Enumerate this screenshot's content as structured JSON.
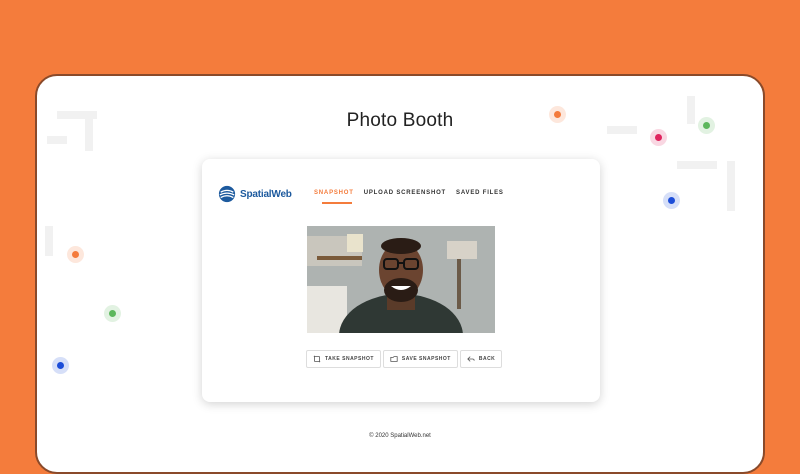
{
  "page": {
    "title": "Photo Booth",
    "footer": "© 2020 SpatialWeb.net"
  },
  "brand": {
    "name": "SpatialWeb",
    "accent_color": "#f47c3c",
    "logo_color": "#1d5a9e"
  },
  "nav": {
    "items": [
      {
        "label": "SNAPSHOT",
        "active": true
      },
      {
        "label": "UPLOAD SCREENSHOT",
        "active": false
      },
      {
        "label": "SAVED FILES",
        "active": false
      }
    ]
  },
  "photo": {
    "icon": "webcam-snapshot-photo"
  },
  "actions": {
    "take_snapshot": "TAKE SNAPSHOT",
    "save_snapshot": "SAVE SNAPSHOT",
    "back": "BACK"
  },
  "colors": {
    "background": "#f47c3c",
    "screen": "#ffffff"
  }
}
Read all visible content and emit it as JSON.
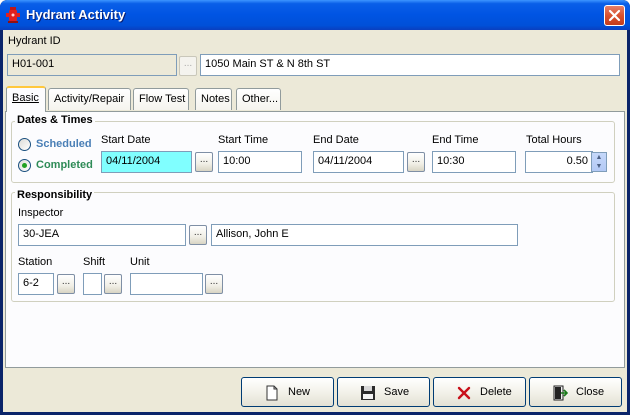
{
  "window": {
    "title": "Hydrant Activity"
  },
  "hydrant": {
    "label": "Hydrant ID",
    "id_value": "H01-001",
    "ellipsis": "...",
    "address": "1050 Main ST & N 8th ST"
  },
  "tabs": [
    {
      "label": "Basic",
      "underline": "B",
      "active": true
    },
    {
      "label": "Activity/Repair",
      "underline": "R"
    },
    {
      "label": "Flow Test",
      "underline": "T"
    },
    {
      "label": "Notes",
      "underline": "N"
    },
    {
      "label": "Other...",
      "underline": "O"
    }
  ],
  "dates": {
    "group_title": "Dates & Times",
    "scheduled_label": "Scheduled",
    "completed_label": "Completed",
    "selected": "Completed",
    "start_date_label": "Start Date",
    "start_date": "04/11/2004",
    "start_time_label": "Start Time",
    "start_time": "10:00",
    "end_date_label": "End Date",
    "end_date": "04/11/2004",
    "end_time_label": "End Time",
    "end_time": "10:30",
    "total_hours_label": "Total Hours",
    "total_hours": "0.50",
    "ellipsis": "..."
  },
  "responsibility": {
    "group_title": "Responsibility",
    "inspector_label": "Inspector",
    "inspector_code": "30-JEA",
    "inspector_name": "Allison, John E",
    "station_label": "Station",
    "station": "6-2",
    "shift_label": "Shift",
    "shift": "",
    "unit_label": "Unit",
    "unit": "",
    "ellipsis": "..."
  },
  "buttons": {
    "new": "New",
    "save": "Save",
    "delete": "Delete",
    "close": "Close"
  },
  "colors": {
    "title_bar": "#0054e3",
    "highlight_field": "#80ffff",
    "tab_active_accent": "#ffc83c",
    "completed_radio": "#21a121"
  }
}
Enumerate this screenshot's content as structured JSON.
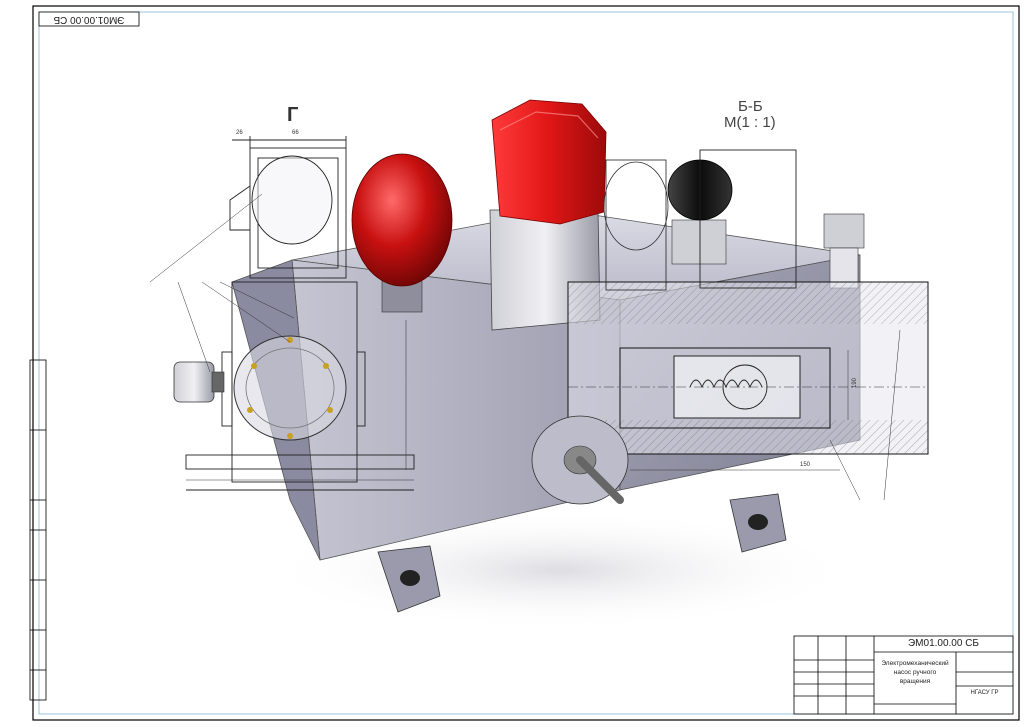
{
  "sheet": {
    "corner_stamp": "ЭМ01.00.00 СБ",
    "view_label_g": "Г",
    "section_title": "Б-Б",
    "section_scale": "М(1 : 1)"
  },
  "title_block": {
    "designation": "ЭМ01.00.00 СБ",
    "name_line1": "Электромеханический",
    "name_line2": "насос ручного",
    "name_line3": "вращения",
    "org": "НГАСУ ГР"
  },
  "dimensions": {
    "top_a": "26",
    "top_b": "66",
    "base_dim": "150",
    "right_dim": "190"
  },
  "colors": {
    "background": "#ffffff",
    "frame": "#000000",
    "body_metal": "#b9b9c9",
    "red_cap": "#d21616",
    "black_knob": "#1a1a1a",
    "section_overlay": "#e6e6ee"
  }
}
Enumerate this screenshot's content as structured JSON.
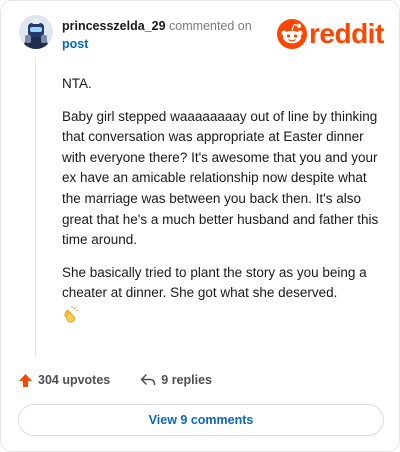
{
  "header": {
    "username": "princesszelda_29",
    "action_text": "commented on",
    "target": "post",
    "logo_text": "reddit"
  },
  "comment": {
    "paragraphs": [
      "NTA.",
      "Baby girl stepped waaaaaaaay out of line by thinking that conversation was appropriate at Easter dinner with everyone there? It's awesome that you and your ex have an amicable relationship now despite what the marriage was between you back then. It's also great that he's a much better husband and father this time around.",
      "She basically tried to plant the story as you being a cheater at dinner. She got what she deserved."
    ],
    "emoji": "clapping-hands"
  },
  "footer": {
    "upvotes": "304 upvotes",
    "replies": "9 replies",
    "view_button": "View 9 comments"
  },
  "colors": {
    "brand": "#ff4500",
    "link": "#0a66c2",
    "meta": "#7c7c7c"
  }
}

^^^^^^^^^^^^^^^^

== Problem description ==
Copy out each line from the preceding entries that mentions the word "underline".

== Response to this exercise ==
      "underline": "B",
      "underline": "R"
      "underline": "T"
      "underline": "N"
      "underline": "O"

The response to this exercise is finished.